Dropping URL Parameters
Google Tests Canonical Page Versions by Dropping URL Parameters
SEO firms and webmasters are sure to be interested by the news revealed by Google’s Matt Cutts that was recently posted online. Responding to a question regarding whether or not the Googlebot uses inference when spidering the Internet, Cutts agreed that it definitely does – to some extent – and that it looks at redundant parameters in order to do so. What does this mean for SEO, webmasters and other interested people? It might hold a great deal of significance when it comes to using the rel=canonical tag that started coming into vogue in early 2009.
How Does Googlebot Handle Unnecessary Parameters?
Cutts explains that the Googlebot uses inference while spidering by looking for duplicate parameters, or for parameters that appear again and again; in other words, it looks for overly ubiquitous parameters. When it recognizes one as such, it attempts to drop it to see if it still achieves the same results. For example: www.example.com/index.php?page=pagename¶meter1=green¶meter2=widget might be tried out using the URL www.example.com/index.php?page=pagename¶meter1=green in order to see if the content is affected significantly. If it isn’t, Googlebot will drop the unnecessary parameter – in this case, “parameter2=widget” – to create cleaner indexed URLs and to reduce the amount of redundant search results in the Google rankings.
How Does Googlebot’s Handling Of Parameters Affect The rel=canonical Tag?

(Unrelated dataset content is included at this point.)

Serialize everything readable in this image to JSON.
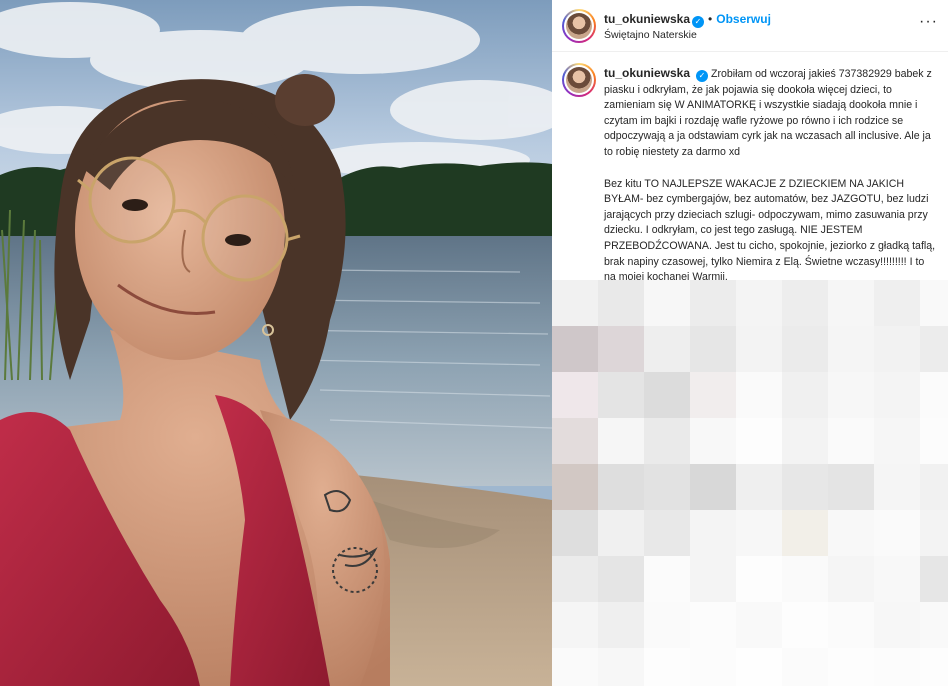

SEO professionals and other web developers were understandably excited by the news about the rel=canonical tag, which allows users to specify which version of a page should be prioritized by Google. In the past, the process was determined through complex Google algorithms and was decidedly imperfect. Naturally, those algorithms are still at play, but developers can take more control by using the rel=canonical tag to let Googlebot know which version of a page should hold precedence. However, the news that Googlebot uses inference when spidering, and that it drops unnecessary parameters when considering which content is relevant means that the rel=canonical tag might be largely worthless. After all, if Google weeds out a parameter that would drop a huge number of pages from consideration – but your rel=canonical tag points to one of them – it’s not going to do you any good in the long run. This news highlights the fact that SEO is, indeed, a true science. When crafting an SEO-friendly site, experts will have to take Googlebot’s inference practices and the rel=canonical tag’s relation to it into consideration. Whether or not the rel=canonical tag will ultimately be worth it remains to be seen, and will have to be determined on a case by case basis.